• _Component data from apps and pages_
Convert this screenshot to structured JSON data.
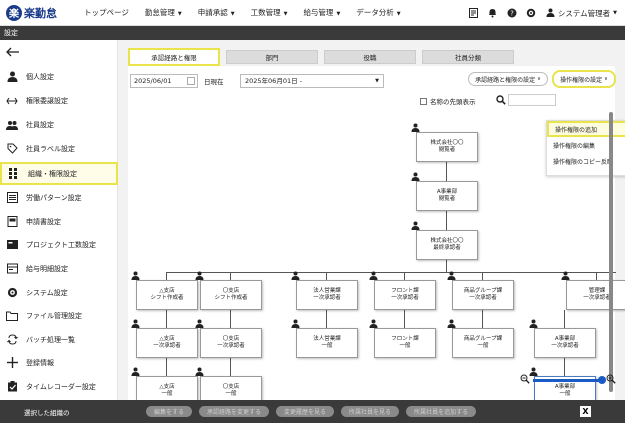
{
  "app": {
    "logo_mark": "楽",
    "logo_text": "楽勤怠"
  },
  "nav": {
    "items": [
      {
        "label": "トップページ",
        "caret": false
      },
      {
        "label": "勤怠管理",
        "caret": true
      },
      {
        "label": "申請承認",
        "caret": true
      },
      {
        "label": "工数管理",
        "caret": true
      },
      {
        "label": "給与管理",
        "caret": true
      },
      {
        "label": "データ分析",
        "caret": true
      }
    ],
    "user_label": "システム管理者"
  },
  "page_title": "設定",
  "sidebar": {
    "items": [
      {
        "label": "個人設定",
        "icon": "person-icon",
        "active": false
      },
      {
        "label": "権限委譲設定",
        "icon": "arrows-icon",
        "active": false
      },
      {
        "label": "社員設定",
        "icon": "people-icon",
        "active": false
      },
      {
        "label": "社員ラベル設定",
        "icon": "tag-icon",
        "active": false
      },
      {
        "label": "組織・権限設定",
        "icon": "org-icon",
        "active": true
      },
      {
        "label": "労働パターン設定",
        "icon": "list-icon",
        "active": false
      },
      {
        "label": "申請書設定",
        "icon": "document-icon",
        "active": false
      },
      {
        "label": "プロジェクト工数設定",
        "icon": "project-icon",
        "active": false
      },
      {
        "label": "給与明細設定",
        "icon": "payslip-icon",
        "active": false
      },
      {
        "label": "システム設定",
        "icon": "gear-icon",
        "active": false
      },
      {
        "label": "ファイル管理設定",
        "icon": "folder-icon",
        "active": false
      },
      {
        "label": "バッチ処理一覧",
        "icon": "batch-icon",
        "active": false
      },
      {
        "label": "登録情報",
        "icon": "plus-icon",
        "active": false
      },
      {
        "label": "タイムレコーダー設定",
        "icon": "recorder-icon",
        "active": false
      }
    ]
  },
  "tabs": [
    "承認経路と権限",
    "部門",
    "役職",
    "社員分類"
  ],
  "toolbar": {
    "date_value": "2025/06/01",
    "current_label": "日現在",
    "org_select_value": "2025年06月01日 -",
    "route_button": "承認経路と権限の設定",
    "perm_button": "操作権限の設定",
    "head_display_label": "名称の先頭表示"
  },
  "dropdown": {
    "items": [
      "操作権限の追加",
      "操作権限の編集",
      "操作権限のコピー反映"
    ]
  },
  "org_nodes": [
    {
      "line1": "株式会社〇〇",
      "line2": "閲覧者"
    },
    {
      "line1": "A事業部",
      "line2": "閲覧者"
    },
    {
      "line1": "株式会社〇〇",
      "line2": "最終承認者"
    },
    {
      "line1": "△支店",
      "line2": "シフト作成者"
    },
    {
      "line1": "〇支店",
      "line2": "シフト作成者"
    },
    {
      "line1": "法人営業課",
      "line2": "一次承認者"
    },
    {
      "line1": "フロント課",
      "line2": "一次承認者"
    },
    {
      "line1": "商品グループ課",
      "line2": "一次承認者"
    },
    {
      "line1": "管理課",
      "line2": "一次承認者"
    },
    {
      "line1": "△支店",
      "line2": "一次承認者"
    },
    {
      "line1": "〇支店",
      "line2": "一次承認者"
    },
    {
      "line1": "法人営業課",
      "line2": "一般"
    },
    {
      "line1": "フロント課",
      "line2": "一般"
    },
    {
      "line1": "商品グループ課",
      "line2": "一般"
    },
    {
      "line1": "A事業部",
      "line2": "一次承認者"
    },
    {
      "line1": "△支店",
      "line2": "一般"
    },
    {
      "line1": "〇支店",
      "line2": "一般"
    },
    {
      "line1": "A事業部",
      "line2": "一般"
    }
  ],
  "bottom": {
    "selected_label": "選択した組織の",
    "buttons": [
      "編集をする",
      "承認経路を変更する",
      "変更履歴を見る",
      "所属社員を見る",
      "所属社員を追加する"
    ]
  },
  "colors": {
    "brand": "#1a3a8a",
    "highlight": "#e8e44a",
    "accent_blue": "#1a5bc4",
    "dark_bar": "#3a3a3a"
  }
}
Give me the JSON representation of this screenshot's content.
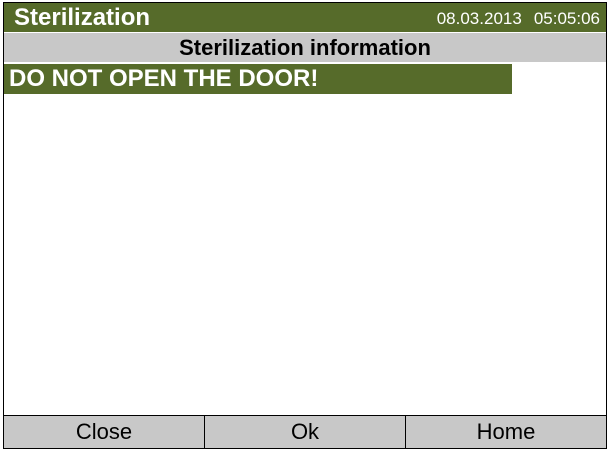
{
  "header": {
    "title": "Sterilization",
    "date": "08.03.2013",
    "time": "05:05:06"
  },
  "subheader": {
    "title": "Sterilization information"
  },
  "warning": {
    "text": "DO NOT OPEN THE DOOR!"
  },
  "footer": {
    "buttons": [
      {
        "label": "Close"
      },
      {
        "label": "Ok"
      },
      {
        "label": "Home"
      }
    ]
  },
  "colors": {
    "accent_green": "#566b2a",
    "panel_gray": "#c8c8c8"
  }
}
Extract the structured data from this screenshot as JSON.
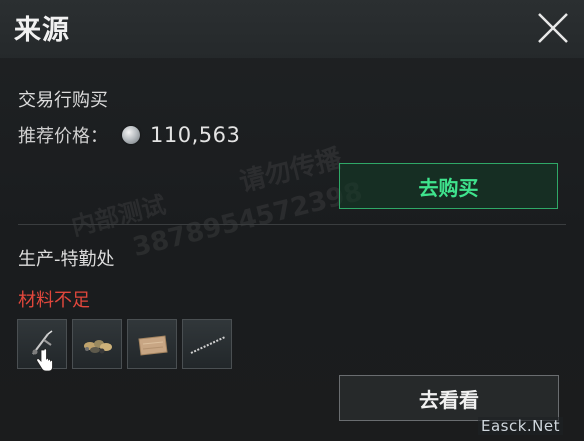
{
  "header": {
    "title": "来源",
    "close_icon": "close-icon"
  },
  "market": {
    "title": "交易行购买",
    "price_label": "推荐价格：",
    "currency_icon": "silver-coin-icon",
    "price_value": "110,563",
    "buy_button": "去购买",
    "accent_color": "#3fe38d"
  },
  "production": {
    "title": "生产-特勤处",
    "status": "材料不足",
    "status_color": "#e0473c",
    "materials": [
      {
        "icon": "tool-item-icon"
      },
      {
        "icon": "parts-pile-icon"
      },
      {
        "icon": "fabric-item-icon"
      },
      {
        "icon": "wire-item-icon"
      }
    ],
    "view_button": "去看看"
  },
  "watermarks": {
    "line1": "请勿传播",
    "line2": "内部测试",
    "line3": "3878954572398"
  },
  "site": "Easck.Net"
}
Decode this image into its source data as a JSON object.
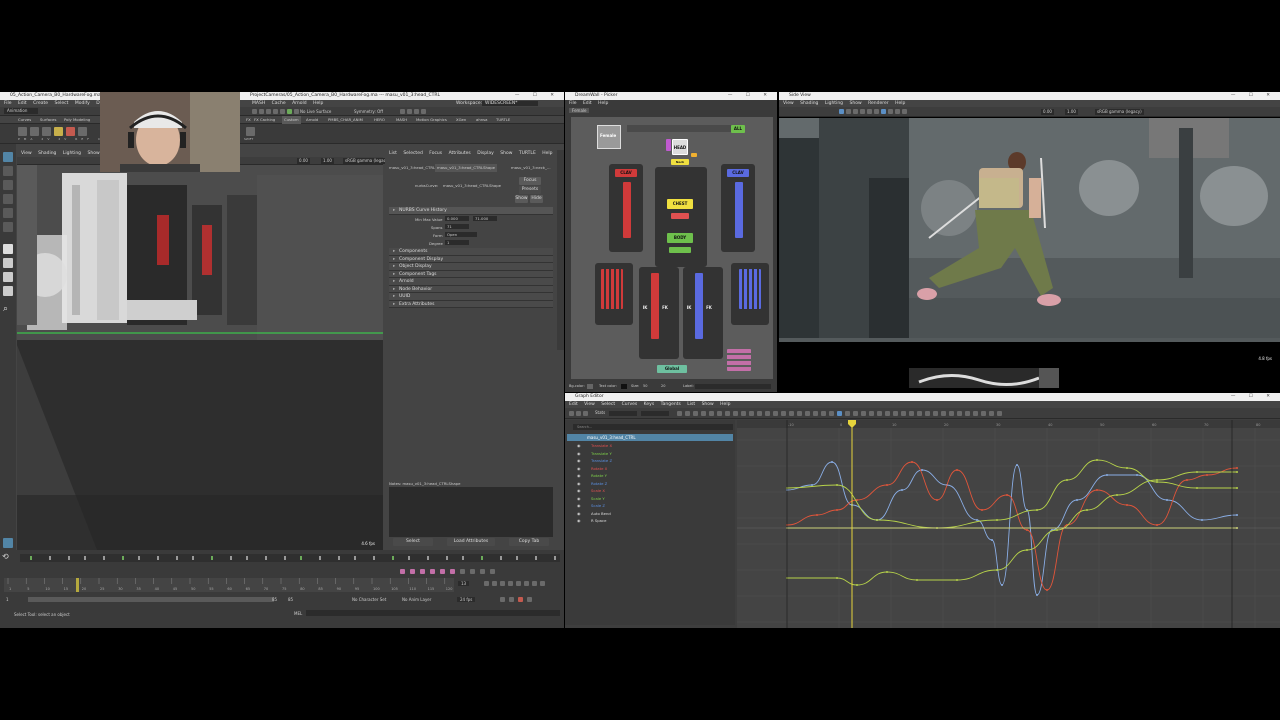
{
  "maya": {
    "title": "05_Action_Camera_B0_HardwareFog.ma* - Autodesk MAYA 2023",
    "title_path": "ProjectCameras/05_Action_Camera_B0_HardwareFog.ma  ---  masu_v01_3:head_CTRL",
    "menus": [
      "File",
      "Edit",
      "Create",
      "Select",
      "Modify",
      "Display",
      "Windows",
      "Arnold",
      "Help"
    ],
    "menus2": [
      "MASH",
      "Cache",
      "Arnold",
      "Help"
    ],
    "workspace_label": "Workspace:",
    "workspace_value": "WIDESCREEN*",
    "mode": "Animation",
    "shelf_tabs": [
      "Curves",
      "Surfaces",
      "Poly Modeling"
    ],
    "shelf_tabs2": [
      "FX",
      "FX Caching",
      "Custom",
      "Arnold",
      "PMBS_CHAR_ANIM",
      "HERO",
      "MASH",
      "Motion Graphics",
      "XGen",
      "ahnsa",
      "TURTLE"
    ],
    "live_surface": "No Live Surface",
    "symmetry": "Symmetry: Off",
    "viewport_menus": [
      "View",
      "Shading",
      "Lighting",
      "Show",
      "Renderer",
      "Panels"
    ],
    "gamma": "sRGB gamma (legacy)",
    "zero_val": "0.00",
    "one_val": "1.00",
    "fps": "4.6 fps",
    "timeline_numbers": [
      "1",
      "5",
      "10",
      "15",
      "20",
      "25",
      "30",
      "35",
      "40",
      "45",
      "50",
      "55",
      "60",
      "65",
      "70",
      "75",
      "80",
      "85",
      "90",
      "95",
      "100",
      "105",
      "110",
      "115",
      "120"
    ],
    "current_frame": "13",
    "range_start": "1",
    "range_end": "85",
    "range_end2": "85",
    "char_set": "No Character Set",
    "anim_layer": "No Anim Layer",
    "fps_setting": "24 fps",
    "mel_label": "MEL",
    "status": "Select Tool: select an object",
    "shelf_labels": [
      "PMA",
      "2V",
      "2V",
      "REF",
      "CRP",
      "DSP",
      "SWIFT"
    ]
  },
  "attr_editor": {
    "tabs": [
      "List",
      "Selected",
      "Focus",
      "Attributes",
      "Display",
      "Show",
      "TURTLE",
      "Help"
    ],
    "node_tabs": [
      "masu_v01_3:head_CTRL",
      "masu_v01_3:head_CTRLShape",
      "masu_v01_3:neck_..."
    ],
    "shape_label": "nurbsCurve:",
    "shape_value": "masu_v01_3:head_CTRLShape",
    "focus_btn": "Focus",
    "presets_btn": "Presets",
    "show_btn": "Show",
    "hide_btn": "Hide",
    "section_title": "NURBS Curve History",
    "min_max_label": "Min Max Value",
    "min_val": "0.000",
    "max_val": "71.000",
    "spans_label": "Spans",
    "spans_val": "71",
    "form_label": "Form",
    "form_val": "Open",
    "degree_label": "Degree",
    "degree_val": "1",
    "sections": [
      "Components",
      "Component Display",
      "Object Display",
      "Component Tags",
      "Arnold",
      "Node Behavior",
      "UUID",
      "Extra Attributes"
    ],
    "notes": "Notes: masu_v01_3:head_CTRLShape",
    "select_btn": "Select",
    "load_btn": "Load Attributes",
    "copy_btn": "Copy Tab"
  },
  "picker": {
    "title": "DreamWall - Picker",
    "menus": [
      "File",
      "Edit",
      "Help"
    ],
    "tab": "Female",
    "female_label": "Female",
    "all_btn": "ALL",
    "head": "HEAD",
    "chest": "CHEST",
    "body": "BODY",
    "clav_l": "CLAV",
    "clav_r": "CLAV",
    "ik_l": "IK",
    "fk_l": "FK",
    "ik_r": "IK",
    "fk_r": "FK",
    "neck": "Neck",
    "global": "Global",
    "bg_color": "Bg-color:",
    "text_color": "Text color:",
    "size": "Size:",
    "size_val1": "50",
    "size_val2": "20",
    "label": "Label:"
  },
  "side_view": {
    "title": "Side View",
    "menus": [
      "View",
      "Shading",
      "Lighting",
      "Show",
      "Renderer",
      "Help"
    ],
    "zero_val": "0.00",
    "one_val": "1.00",
    "gamma": "sRGB gamma (legacy)",
    "fps": "4.8 fps"
  },
  "graph_editor": {
    "title": "Graph Editor",
    "menus": [
      "Edit",
      "View",
      "Select",
      "Curves",
      "Keys",
      "Tangents",
      "List",
      "Show",
      "Help"
    ],
    "stats": "Stats",
    "search_placeholder": "Search...",
    "node": "masu_v01_3:head_CTRL",
    "channels": [
      {
        "name": "Translate X",
        "color": "#e05050"
      },
      {
        "name": "Translate Y",
        "color": "#7ecf4a"
      },
      {
        "name": "Translate Z",
        "color": "#5a8fe0"
      },
      {
        "name": "Rotate X",
        "color": "#e05050"
      },
      {
        "name": "Rotate Y",
        "color": "#7ecf4a"
      },
      {
        "name": "Rotate Z",
        "color": "#5a8fe0"
      },
      {
        "name": "Scale X",
        "color": "#e05050"
      },
      {
        "name": "Scale Y",
        "color": "#7ecf4a"
      },
      {
        "name": "Scale Z",
        "color": "#5a8fe0"
      },
      {
        "name": "Auto Bend",
        "color": "#dddddd"
      },
      {
        "name": "R Space",
        "color": "#dddddd"
      }
    ],
    "ruler": [
      "-10",
      "0",
      "10",
      "20",
      "30",
      "40",
      "50",
      "60",
      "70",
      "80"
    ]
  },
  "colors": {
    "maya_bg": "#444444",
    "accent_blue": "#5285a6",
    "curve_red": "#e0553a",
    "curve_green": "#b7d34a",
    "curve_blue": "#8aaee6",
    "playhead": "#e6d43c"
  }
}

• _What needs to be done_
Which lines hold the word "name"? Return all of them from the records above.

• _Solution below_
        "name": "Translate X",
        "name": "Translate Y",
        "name": "Translate Z",
        "name": "Rotate X",
        "name": "Rotate Y",
        "name": "Rotate Z",
        "name": "Scale X",
        "name": "Scale Y",
        "name": "Scale Z",
        "name": "Auto Bend",
        "name": "R Space",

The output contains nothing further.